### [RECORDS PROVIDED]
== Segment start ==

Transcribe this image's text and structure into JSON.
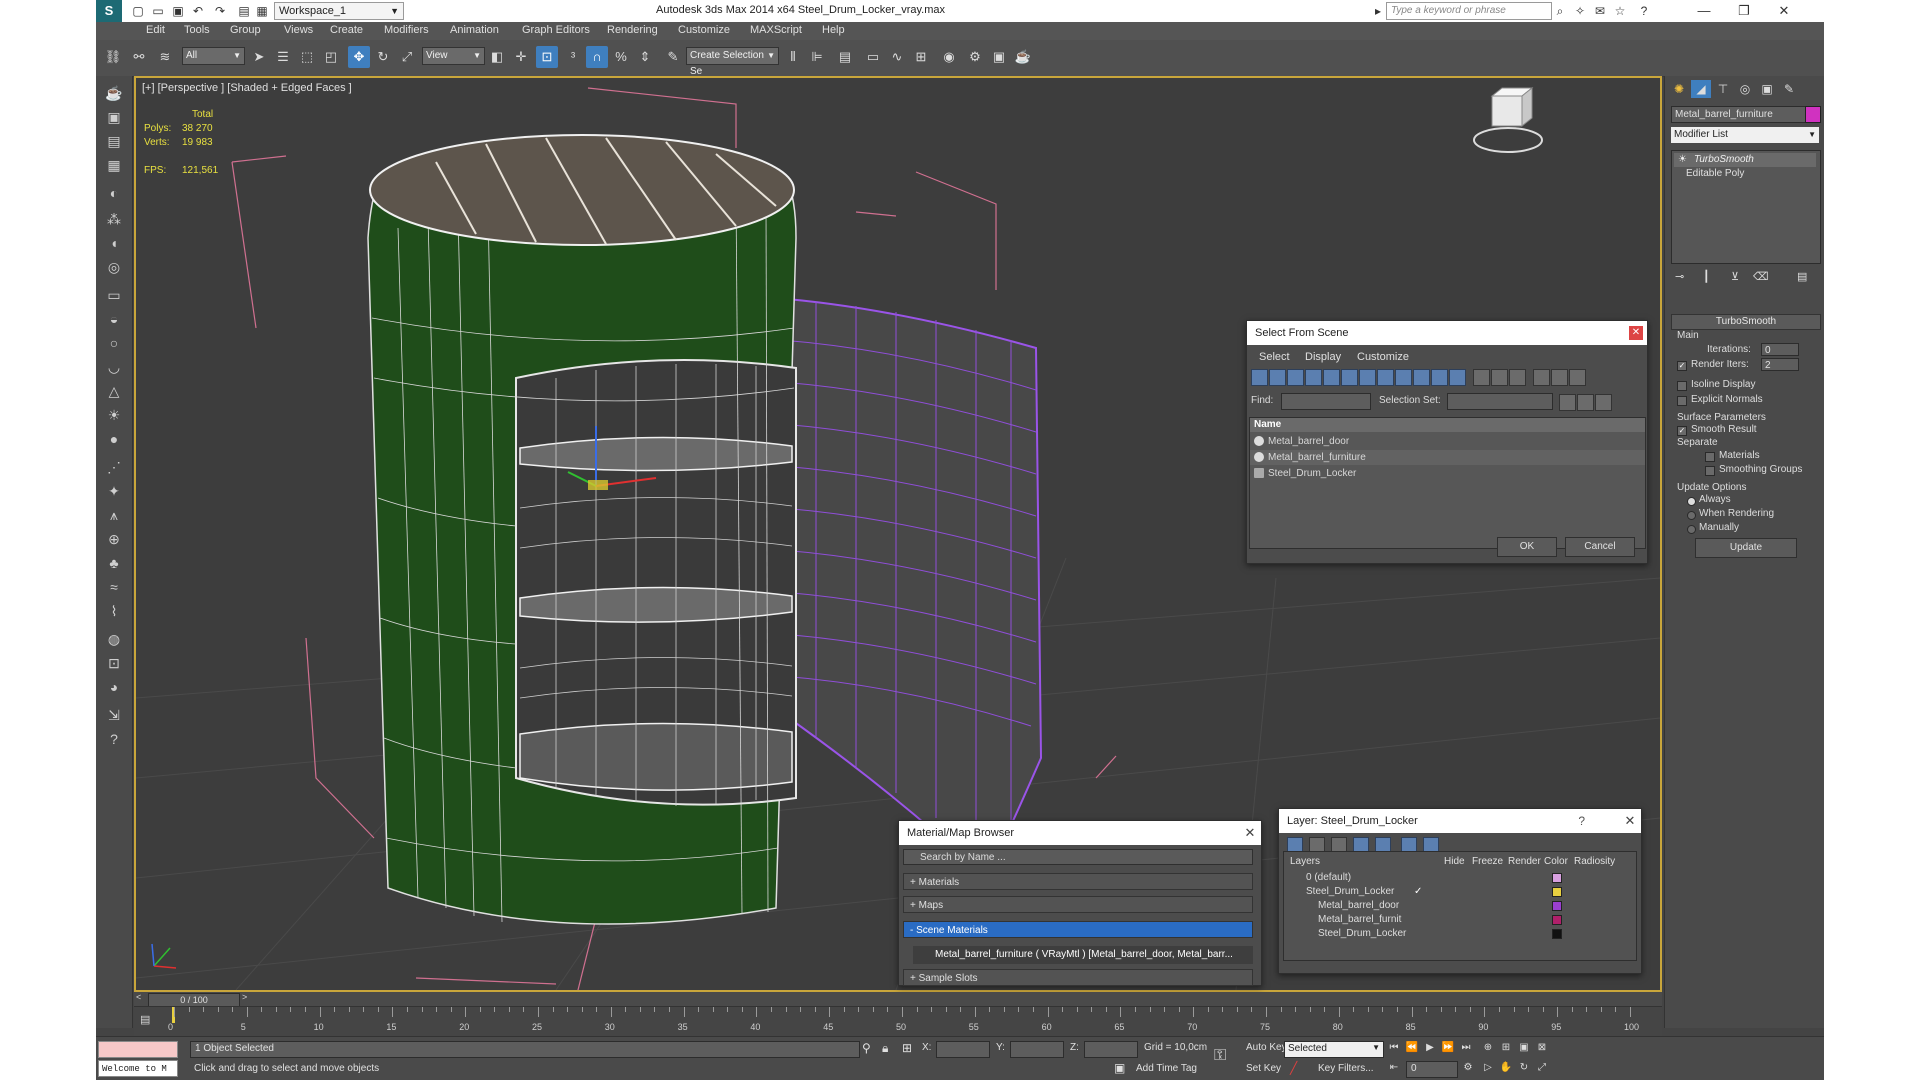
{
  "window": {
    "title": "Autodesk 3ds Max  2014 x64      Steel_Drum_Locker_vray.max",
    "workspace": "Workspace_1",
    "search_placeholder": "Type a keyword or phrase"
  },
  "menu": [
    "Edit",
    "Tools",
    "Group",
    "Views",
    "Create",
    "Modifiers",
    "Animation",
    "Graph Editors",
    "Rendering",
    "Customize",
    "MAXScript",
    "Help"
  ],
  "toolbar": {
    "filter_value": "All",
    "coord_value": "View",
    "selection_set_placeholder": "Create Selection Se"
  },
  "viewport": {
    "label": "[+] [Perspective ] [Shaded + Edged Faces ]",
    "stats": {
      "total_label": "Total",
      "polys_label": "Polys:",
      "polys_value": "38 270",
      "verts_label": "Verts:",
      "verts_value": "19 983",
      "fps_label": "FPS:",
      "fps_value": "121,561"
    }
  },
  "select_from_scene": {
    "title": "Select From Scene",
    "tabs": [
      "Select",
      "Display",
      "Customize"
    ],
    "find_label": "Find:",
    "selection_set_label": "Selection Set:",
    "column_name": "Name",
    "items": [
      "Metal_barrel_door",
      "Metal_barrel_furniture",
      "Steel_Drum_Locker"
    ],
    "ok_label": "OK",
    "cancel_label": "Cancel"
  },
  "material_browser": {
    "title": "Material/Map Browser",
    "search_placeholder": "Search by Name ...",
    "groups": [
      "+ Materials",
      "+ Maps",
      "- Scene Materials",
      "+ Sample Slots"
    ],
    "scene_material": "Metal_barrel_furniture ( VRayMtl ) [Metal_barrel_door, Metal_barr..."
  },
  "layer_dialog": {
    "title": "Layer: Steel_Drum_Locker",
    "help": "?",
    "columns": [
      "Layers",
      "Hide",
      "Freeze",
      "Render",
      "Color",
      "Radiosity"
    ],
    "rows": [
      {
        "name": "0 (default)",
        "color": "#d8a0e0"
      },
      {
        "name": "Steel_Drum_Locker",
        "color": "#e8d040"
      },
      {
        "name": "Metal_barrel_door",
        "color": "#9b3fd0"
      },
      {
        "name": "Metal_barrel_furnit",
        "color": "#b0206a"
      },
      {
        "name": "Steel_Drum_Locker",
        "color": "#111111"
      }
    ]
  },
  "command_panel": {
    "object_name": "Metal_barrel_furniture",
    "object_color": "#d032c0",
    "modifier_list": "Modifier List",
    "stack": [
      "TurboSmooth",
      "Editable Poly"
    ],
    "turbosmooth": {
      "title": "TurboSmooth",
      "main": "Main",
      "iterations_label": "Iterations:",
      "iterations_value": "0",
      "render_iters_label": "Render Iters:",
      "render_iters_value": "2",
      "isoline": "Isoline Display",
      "explicit": "Explicit Normals",
      "surface": "Surface Parameters",
      "smooth_result": "Smooth Result",
      "separate": "Separate",
      "materials": "Materials",
      "smoothing_groups": "Smoothing Groups",
      "update_options": "Update Options",
      "always": "Always",
      "when_rendering": "When Rendering",
      "manually": "Manually",
      "update_btn": "Update"
    }
  },
  "timeline": {
    "frame": "0 / 100",
    "ticks": [
      "0",
      "5",
      "10",
      "15",
      "20",
      "25",
      "30",
      "35",
      "40",
      "45",
      "50",
      "55",
      "60",
      "65",
      "70",
      "75",
      "80",
      "85",
      "90",
      "95",
      "100"
    ]
  },
  "status": {
    "welcome": "Welcome to M",
    "objects_selected": "1 Object Selected",
    "prompt": "Click and drag to select and move objects",
    "x_label": "X:",
    "y_label": "Y:",
    "z_label": "Z:",
    "grid": "Grid = 10,0cm",
    "add_time_tag": "Add Time Tag",
    "auto_key": "Auto Key",
    "set_key": "Set Key",
    "selected_value": "Selected",
    "key_filters": "Key Filters...",
    "frame_value": "0"
  }
}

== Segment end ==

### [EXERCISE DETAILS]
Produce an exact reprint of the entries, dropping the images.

### [ANSWER TO THIS PROBLEM]
Transcribe this image's text and structure into JSON.
{
  "window": {
    "title": "Autodesk 3ds Max  2014 x64      Steel_Drum_Locker_vray.max",
    "workspace": "Workspace_1",
    "search_placeholder": "Type a keyword or phrase"
  },
  "menu": [
    "Edit",
    "Tools",
    "Group",
    "Views",
    "Create",
    "Modifiers",
    "Animation",
    "Graph Editors",
    "Rendering",
    "Customize",
    "MAXScript",
    "Help"
  ],
  "toolbar": {
    "filter_value": "All",
    "coord_value": "View",
    "selection_set_placeholder": "Create Selection Se"
  },
  "viewport": {
    "label": "[+] [Perspective ] [Shaded + Edged Faces ]",
    "stats": {
      "total_label": "Total",
      "polys_label": "Polys:",
      "polys_value": "38 270",
      "verts_label": "Verts:",
      "verts_value": "19 983",
      "fps_label": "FPS:",
      "fps_value": "121,561"
    }
  },
  "select_from_scene": {
    "title": "Select From Scene",
    "tabs": [
      "Select",
      "Display",
      "Customize"
    ],
    "find_label": "Find:",
    "selection_set_label": "Selection Set:",
    "column_name": "Name",
    "items": [
      "Metal_barrel_door",
      "Metal_barrel_furniture",
      "Steel_Drum_Locker"
    ],
    "ok_label": "OK",
    "cancel_label": "Cancel"
  },
  "material_browser": {
    "title": "Material/Map Browser",
    "search_placeholder": "Search by Name ...",
    "groups": [
      "+ Materials",
      "+ Maps",
      "- Scene Materials",
      "+ Sample Slots"
    ],
    "scene_material": "Metal_barrel_furniture ( VRayMtl ) [Metal_barrel_door, Metal_barr..."
  },
  "layer_dialog": {
    "title": "Layer: Steel_Drum_Locker",
    "help": "?",
    "columns": [
      "Layers",
      "Hide",
      "Freeze",
      "Render",
      "Color",
      "Radiosity"
    ],
    "rows": [
      {
        "name": "0 (default)",
        "color": "#d8a0e0"
      },
      {
        "name": "Steel_Drum_Locker",
        "color": "#e8d040"
      },
      {
        "name": "Metal_barrel_door",
        "color": "#9b3fd0"
      },
      {
        "name": "Metal_barrel_furnit",
        "color": "#b0206a"
      },
      {
        "name": "Steel_Drum_Locker",
        "color": "#111111"
      }
    ]
  },
  "command_panel": {
    "object_name": "Metal_barrel_furniture",
    "object_color": "#d032c0",
    "modifier_list": "Modifier List",
    "stack": [
      "TurboSmooth",
      "Editable Poly"
    ],
    "turbosmooth": {
      "title": "TurboSmooth",
      "main": "Main",
      "iterations_label": "Iterations:",
      "iterations_value": "0",
      "render_iters_label": "Render Iters:",
      "render_iters_value": "2",
      "isoline": "Isoline Display",
      "explicit": "Explicit Normals",
      "surface": "Surface Parameters",
      "smooth_result": "Smooth Result",
      "separate": "Separate",
      "materials": "Materials",
      "smoothing_groups": "Smoothing Groups",
      "update_options": "Update Options",
      "always": "Always",
      "when_rendering": "When Rendering",
      "manually": "Manually",
      "update_btn": "Update"
    }
  },
  "timeline": {
    "frame": "0 / 100",
    "ticks": [
      "0",
      "5",
      "10",
      "15",
      "20",
      "25",
      "30",
      "35",
      "40",
      "45",
      "50",
      "55",
      "60",
      "65",
      "70",
      "75",
      "80",
      "85",
      "90",
      "95",
      "100"
    ]
  },
  "status": {
    "welcome": "Welcome to M",
    "objects_selected": "1 Object Selected",
    "prompt": "Click and drag to select and move objects",
    "x_label": "X:",
    "y_label": "Y:",
    "z_label": "Z:",
    "grid": "Grid = 10,0cm",
    "add_time_tag": "Add Time Tag",
    "auto_key": "Auto Key",
    "set_key": "Set Key",
    "selected_value": "Selected",
    "key_filters": "Key Filters...",
    "frame_value": "0"
  }
}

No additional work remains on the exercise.